With modeling and simulation, digital threads and twins, data collection, and additive manufacturing, the DOD is on the cusp of entering Industry 4.0. In the last 10 years, the DOD has transitioned from 70% mechanically–driven to now 70% digitally–driven. With the data tsunami that’s approaching, figuring out how to prepare and harness it will be the key to efficiently surpassing our peer or near-peer competitors.
The DOD is investing in the future and preparing for a surge in production. Between designing the shipyards of the future, forward operating base manufacturing labs, predictive maintenance using data, and virtual reality with enhanced optics and voice recognition, it may seem like something out of science fiction, but it’s here today and the DOD is eager to use it.
NCMS had one of the most popular booths with six innovative companies or projects:
Atmospheric Plasma Solutions – PlasmaBlast

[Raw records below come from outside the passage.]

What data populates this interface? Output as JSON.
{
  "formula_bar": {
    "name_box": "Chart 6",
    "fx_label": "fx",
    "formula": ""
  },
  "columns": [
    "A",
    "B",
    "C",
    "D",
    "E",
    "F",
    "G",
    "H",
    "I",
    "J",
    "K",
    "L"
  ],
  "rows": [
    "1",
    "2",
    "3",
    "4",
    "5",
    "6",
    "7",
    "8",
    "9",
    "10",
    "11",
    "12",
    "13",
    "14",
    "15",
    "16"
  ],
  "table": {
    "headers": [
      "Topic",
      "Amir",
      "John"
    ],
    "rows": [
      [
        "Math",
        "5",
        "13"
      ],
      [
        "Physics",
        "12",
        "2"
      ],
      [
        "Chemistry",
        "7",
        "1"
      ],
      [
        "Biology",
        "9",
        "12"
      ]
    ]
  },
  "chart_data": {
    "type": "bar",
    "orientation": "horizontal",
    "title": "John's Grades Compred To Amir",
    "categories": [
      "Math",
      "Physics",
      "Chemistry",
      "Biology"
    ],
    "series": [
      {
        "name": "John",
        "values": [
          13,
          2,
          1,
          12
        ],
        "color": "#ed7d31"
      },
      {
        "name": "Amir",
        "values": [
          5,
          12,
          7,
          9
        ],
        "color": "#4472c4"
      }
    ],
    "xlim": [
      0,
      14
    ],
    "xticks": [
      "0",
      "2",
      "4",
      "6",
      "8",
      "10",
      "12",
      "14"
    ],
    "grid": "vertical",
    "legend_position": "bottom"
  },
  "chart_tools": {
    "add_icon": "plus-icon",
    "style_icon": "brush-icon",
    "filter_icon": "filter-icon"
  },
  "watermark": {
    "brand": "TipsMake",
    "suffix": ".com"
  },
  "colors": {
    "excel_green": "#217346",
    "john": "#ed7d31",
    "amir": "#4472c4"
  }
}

The PlasmaBlast system removes coatings using no media, requires no containment and does not change the surface profile. The process is safer for the mechanic and the environment. The non-thermal plasma beam converts organic components of a coating into mainly carbon dioxide and water vapor. It is ideal for precision removal for NDI, weld prep and other MRO jobs.
Lockheed Martin – M2A1 Machine Gun 3D overlay
Lockheed Martin Rotary and Mission Systems is evaluating augmented reality (AR) maintenance and logistics applications for the Marine Corps that include machine gun assembly and disassembly instructions with 3D overlays, shopping cart, and BOM capabilities and progress tracking, as well as LAV25 inspection capabilities, on multiple edge devices, that directly link to external databases to provide automatically-created work instructions and inspection status.
Michigan Research Institute and Oasis Engineering – Bradley Fighting Vehicle Task Trainer
Michigan Research Institute (MRI) and Oasis Advanced Engineering are collaborating on the Bradley Fighting Vehicle Task Trainers. Part Task Trainers (PTT) are training systems that provide training in critical field-level maintenance tasks required for a tactical vehicle. PTTs are physical mockups of the vehicle and vehicle subsystems. They simulate the operational and functional capabilities of the vehicle and vehicle subsystems to enable training on maintenance and troubleshooting tasks.
Siemens – Digital Industries Software
Siemens Digital Industries Software is working together with the DOD to plan, execute, and realize their digital transformation. Our solutions enable a digital thread that connects engineering, manufacturing, and sustainment. Together we’re streamlining the acquisition and maintenance processes, improving readiness and supporting the warfighter.
The passing of suitable technical information to users requires extensive manual processing, numerous format translations, and physical movement of the data across multiple disparate networks. This less-than-ideal process introduced risk into the manufacturing value stream and was a major contributor to a degraded fleet readiness posture.
Tamr – Unification System
For military maintenance and readiness missions Tamr delivers decision-maker information that is up-to-date, accurate and unified across a myriad of sources for more granularity. Tamr connects and integrates data that is siloed across services and across their enterprises. This data unification platform surfaces more comprehensive insights faster. Tamr is used for automation of entity resolution, record deduplication and classification of lists of information into a desired enterprise-wide ontology.
Zoller – ZidCode
The ZOLLER »zidCode« is a device that makes fast, reliable, error-free transfer of tool life and tool offset data from the presetter to the machine controller not only possible but extremely simple. It ensures 100% correct tool offset and tool life information at the machine controller, improved productivity and reliability, all in a paperless process, plus flexible, low-cost integration to any machine tool controller, without the use of a network connection. All users will get the right information to the machine controller, every time, which guarantees accuracy and helps provide more efficient manufacturing.